But there are more practical reasons the choice of Monmouth Park will help New Jersey racing. Many trainers may consider running their horses during the track's summer meeting to have them get a feel for the racing surface before the Breeders' Cup. Some horsemen who have never been to Monmouth Park may want to return in subsequent years after experiencing the track for the first time on Breeders' Cup day.
By 2007, however, it's anyone's guess as to what kind of shape Monmouth Park in particular and New Jersey racing in general will be in. Neighboring Pennsylvania likely will have slot machines at racetracks, which could more than triple purses and leapfrog them over Monmouth Park, which currently offers about $325,000 a day. Maryland, where Gov. Bob Ehrlich has mounted a new push for slot machines, also will be a much stronger competitor for the Garden State if and when machines are installed there.

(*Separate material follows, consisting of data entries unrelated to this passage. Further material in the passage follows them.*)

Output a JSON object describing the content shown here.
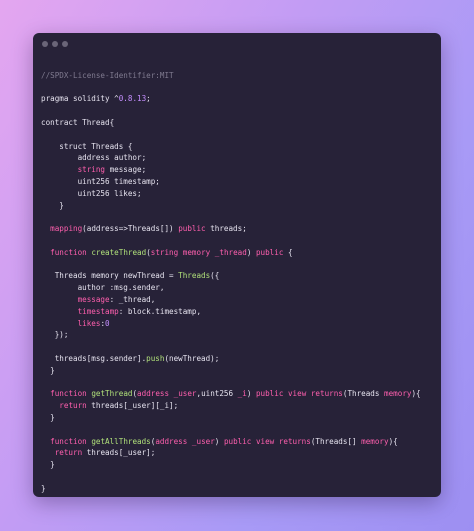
{
  "window": {
    "controls": [
      "close",
      "minimize",
      "maximize"
    ]
  },
  "code": {
    "lines": [
      [
        {
          "t": "",
          "c": "plain"
        }
      ],
      [
        {
          "t": "//SPDX-License-Identifier:MIT",
          "c": "comment"
        }
      ],
      [
        {
          "t": "",
          "c": "plain"
        }
      ],
      [
        {
          "t": "pragma solidity ^",
          "c": "plain"
        },
        {
          "t": "0.8.13",
          "c": "num"
        },
        {
          "t": ";",
          "c": "plain"
        }
      ],
      [
        {
          "t": "",
          "c": "plain"
        }
      ],
      [
        {
          "t": "contract Thread{",
          "c": "plain"
        }
      ],
      [
        {
          "t": "",
          "c": "plain"
        }
      ],
      [
        {
          "t": "    struct Threads {",
          "c": "plain"
        }
      ],
      [
        {
          "t": "        address author;",
          "c": "plain"
        }
      ],
      [
        {
          "t": "        ",
          "c": "plain"
        },
        {
          "t": "string",
          "c": "pink"
        },
        {
          "t": " message;",
          "c": "plain"
        }
      ],
      [
        {
          "t": "        uint256 timestamp;",
          "c": "plain"
        }
      ],
      [
        {
          "t": "        uint256 likes;",
          "c": "plain"
        }
      ],
      [
        {
          "t": "    }",
          "c": "plain"
        }
      ],
      [
        {
          "t": "",
          "c": "plain"
        }
      ],
      [
        {
          "t": "  ",
          "c": "plain"
        },
        {
          "t": "mapping",
          "c": "pink"
        },
        {
          "t": "(address=>Threads[]) ",
          "c": "plain"
        },
        {
          "t": "public",
          "c": "pink"
        },
        {
          "t": " threads;",
          "c": "plain"
        }
      ],
      [
        {
          "t": "",
          "c": "plain"
        }
      ],
      [
        {
          "t": "  ",
          "c": "plain"
        },
        {
          "t": "function",
          "c": "pink"
        },
        {
          "t": " ",
          "c": "plain"
        },
        {
          "t": "createThread",
          "c": "fn"
        },
        {
          "t": "(",
          "c": "plain"
        },
        {
          "t": "string",
          "c": "pink"
        },
        {
          "t": " ",
          "c": "plain"
        },
        {
          "t": "memory",
          "c": "pink"
        },
        {
          "t": " ",
          "c": "plain"
        },
        {
          "t": "_thread",
          "c": "pink"
        },
        {
          "t": ") ",
          "c": "plain"
        },
        {
          "t": "public",
          "c": "pink"
        },
        {
          "t": " {",
          "c": "plain"
        }
      ],
      [
        {
          "t": "",
          "c": "plain"
        }
      ],
      [
        {
          "t": "   Threads memory newThread = ",
          "c": "plain"
        },
        {
          "t": "Threads",
          "c": "fn"
        },
        {
          "t": "({",
          "c": "plain"
        }
      ],
      [
        {
          "t": "        author :msg.sender,",
          "c": "plain"
        }
      ],
      [
        {
          "t": "        ",
          "c": "plain"
        },
        {
          "t": "message",
          "c": "pink"
        },
        {
          "t": ": _thread,",
          "c": "plain"
        }
      ],
      [
        {
          "t": "        ",
          "c": "plain"
        },
        {
          "t": "timestamp",
          "c": "pink"
        },
        {
          "t": ": block.timestamp,",
          "c": "plain"
        }
      ],
      [
        {
          "t": "        ",
          "c": "plain"
        },
        {
          "t": "likes",
          "c": "pink"
        },
        {
          "t": ":",
          "c": "plain"
        },
        {
          "t": "0",
          "c": "num"
        }
      ],
      [
        {
          "t": "   });",
          "c": "plain"
        }
      ],
      [
        {
          "t": "",
          "c": "plain"
        }
      ],
      [
        {
          "t": "   threads[msg.sender].",
          "c": "plain"
        },
        {
          "t": "push",
          "c": "fn"
        },
        {
          "t": "(newThread);",
          "c": "plain"
        }
      ],
      [
        {
          "t": "  }",
          "c": "plain"
        }
      ],
      [
        {
          "t": "",
          "c": "plain"
        }
      ],
      [
        {
          "t": "  ",
          "c": "plain"
        },
        {
          "t": "function",
          "c": "pink"
        },
        {
          "t": " ",
          "c": "plain"
        },
        {
          "t": "getThread",
          "c": "fn"
        },
        {
          "t": "(",
          "c": "plain"
        },
        {
          "t": "address",
          "c": "pink"
        },
        {
          "t": " ",
          "c": "plain"
        },
        {
          "t": "_user",
          "c": "pink"
        },
        {
          "t": ",uint256 ",
          "c": "plain"
        },
        {
          "t": "_i",
          "c": "pink"
        },
        {
          "t": ") ",
          "c": "plain"
        },
        {
          "t": "public",
          "c": "pink"
        },
        {
          "t": " ",
          "c": "plain"
        },
        {
          "t": "view",
          "c": "pink"
        },
        {
          "t": " ",
          "c": "plain"
        },
        {
          "t": "returns",
          "c": "pink"
        },
        {
          "t": "(Threads ",
          "c": "plain"
        },
        {
          "t": "memory",
          "c": "pink"
        },
        {
          "t": "){",
          "c": "plain"
        }
      ],
      [
        {
          "t": "    ",
          "c": "plain"
        },
        {
          "t": "return",
          "c": "pink"
        },
        {
          "t": " threads[_user][_i];",
          "c": "plain"
        }
      ],
      [
        {
          "t": "  }",
          "c": "plain"
        }
      ],
      [
        {
          "t": "",
          "c": "plain"
        }
      ],
      [
        {
          "t": "  ",
          "c": "plain"
        },
        {
          "t": "function",
          "c": "pink"
        },
        {
          "t": " ",
          "c": "plain"
        },
        {
          "t": "getAllThreads",
          "c": "fn"
        },
        {
          "t": "(",
          "c": "plain"
        },
        {
          "t": "address",
          "c": "pink"
        },
        {
          "t": " ",
          "c": "plain"
        },
        {
          "t": "_user",
          "c": "pink"
        },
        {
          "t": ") ",
          "c": "plain"
        },
        {
          "t": "public",
          "c": "pink"
        },
        {
          "t": " ",
          "c": "plain"
        },
        {
          "t": "view",
          "c": "pink"
        },
        {
          "t": " ",
          "c": "plain"
        },
        {
          "t": "returns",
          "c": "pink"
        },
        {
          "t": "(Threads[] ",
          "c": "plain"
        },
        {
          "t": "memory",
          "c": "pink"
        },
        {
          "t": "){",
          "c": "plain"
        }
      ],
      [
        {
          "t": "   ",
          "c": "plain"
        },
        {
          "t": "return",
          "c": "pink"
        },
        {
          "t": " threads[_user];",
          "c": "plain"
        }
      ],
      [
        {
          "t": "  }",
          "c": "plain"
        }
      ],
      [
        {
          "t": "",
          "c": "plain"
        }
      ],
      [
        {
          "t": "}",
          "c": "plain"
        }
      ]
    ]
  }
}
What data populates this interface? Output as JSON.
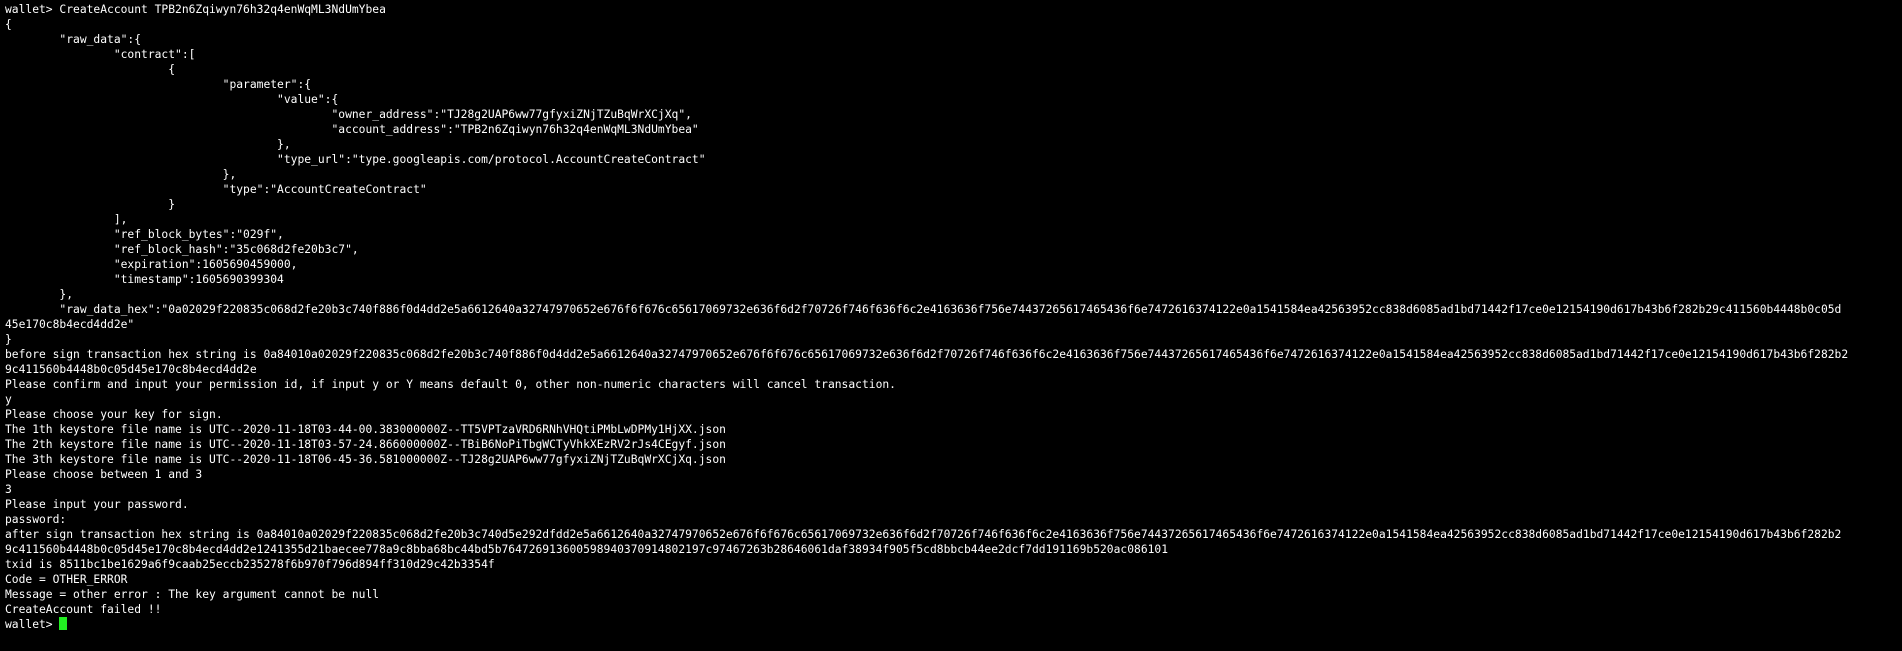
{
  "terminal": {
    "lines": [
      "wallet> CreateAccount TPB2n6Zqiwyn76h32q4enWqML3NdUmYbea",
      "{",
      "        \"raw_data\":{",
      "                \"contract\":[",
      "                        {",
      "                                \"parameter\":{",
      "                                        \"value\":{",
      "                                                \"owner_address\":\"TJ28g2UAP6ww77gfyxiZNjTZuBqWrXCjXq\",",
      "                                                \"account_address\":\"TPB2n6Zqiwyn76h32q4enWqML3NdUmYbea\"",
      "                                        },",
      "                                        \"type_url\":\"type.googleapis.com/protocol.AccountCreateContract\"",
      "                                },",
      "                                \"type\":\"AccountCreateContract\"",
      "                        }",
      "                ],",
      "                \"ref_block_bytes\":\"029f\",",
      "                \"ref_block_hash\":\"35c068d2fe20b3c7\",",
      "                \"expiration\":1605690459000,",
      "                \"timestamp\":1605690399304",
      "        },",
      "        \"raw_data_hex\":\"0a02029f220835c068d2fe20b3c740f886f0d4dd2e5a6612640a32747970652e676f6f676c65617069732e636f6d2f70726f746f636f6c2e4163636f756e74437265617465436f6e7472616374122e0a1541584ea42563952cc838d6085ad1bd71442f17ce0e12154190d617b43b6f282b29c411560b4448b0c05d",
      "45e170c8b4ecd4dd2e\"",
      "}",
      "before sign transaction hex string is 0a84010a02029f220835c068d2fe20b3c740f886f0d4dd2e5a6612640a32747970652e676f6f676c65617069732e636f6d2f70726f746f636f6c2e4163636f756e74437265617465436f6e7472616374122e0a1541584ea42563952cc838d6085ad1bd71442f17ce0e12154190d617b43b6f282b2",
      "9c411560b4448b0c05d45e170c8b4ecd4dd2e",
      "Please confirm and input your permission id, if input y or Y means default 0, other non-numeric characters will cancel transaction.",
      "y",
      "Please choose your key for sign.",
      "The 1th keystore file name is UTC--2020-11-18T03-44-00.383000000Z--TT5VPTzaVRD6RNhVHQtiPMbLwDPMy1HjXX.json",
      "The 2th keystore file name is UTC--2020-11-18T03-57-24.866000000Z--TBiB6NoPiTbgWCTyVhkXEzRV2rJs4CEgyf.json",
      "The 3th keystore file name is UTC--2020-11-18T06-45-36.581000000Z--TJ28g2UAP6ww77gfyxiZNjTZuBqWrXCjXq.json",
      "Please choose between 1 and 3",
      "3",
      "Please input your password.",
      "password:",
      "after sign transaction hex string is 0a84010a02029f220835c068d2fe20b3c740d5e292dfdd2e5a6612640a32747970652e676f6f676c65617069732e636f6d2f70726f746f636f6c2e4163636f756e74437265617465436f6e7472616374122e0a1541584ea42563952cc838d6085ad1bd71442f17ce0e12154190d617b43b6f282b2",
      "9c411560b4448b0c05d45e170c8b4ecd4dd2e1241355d21baecee778a9c8bba68bc44bd5b764726913600598940370914802197c97467263b28646061daf38934f905f5cd8bbcb44ee2dcf7dd191169b520ac086101",
      "txid is 8511bc1be1629a6f9caab25eccb235278f6b970f796d894ff310d29c42b3354f",
      "Code = OTHER_ERROR",
      "Message = other error : The key argument cannot be null",
      "CreateAccount failed !!"
    ],
    "prompt": "wallet> "
  },
  "colors": {
    "background": "#000000",
    "text": "#ffffff",
    "cursor": "#22ee22"
  }
}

New Jersey racing is currently getting subsidies from the Atlantic City casinos, but that revenue stream will not keep the tracks competitive with slots-enriched neighbors. It's clear, given the landscape, that the only way Monmouth Park and Meadowlands will remain competitive as top-tier racetracks is for the legislature to approve slot machines for them as Delaware, New York, and West Virginia already have done, and Pennsylvania and Maryland are likely to do. Improving the economics of the game would not only attract more people to Thoroughbred ownership in New Jersey, it would strengthen Monmouth Park's chances to be a repeat Breeders' Cup host. ON THE MOVE
Sixteen years ago when I first moved to Lexington, my daily commute to another publication's office took me past a large parcel of land that had been operated as a horse farm by Hal Price Headley from 1910 until 1962 and later used for cattle. A couple of years later, in 1990, the former Beaumont Farm was rezoned for long-range development by Fayette County's Urban County Council. It wasn't long before commercial development appeared on the landscape, with housing following shortly thereafter.
Over the last several years, Blood-Horse Publications has been looking for a new home to replace the building in the Gardenside section of Lexington that its staff had occupied for nearly 40 years. When a building that fit our needs came on the market late last year, the search was over. That building happens to be located on the old Beaumont Farm, as our new address suggests: 3101 Beaumont Centre Circle, Lexington, Ky. 40513-1709.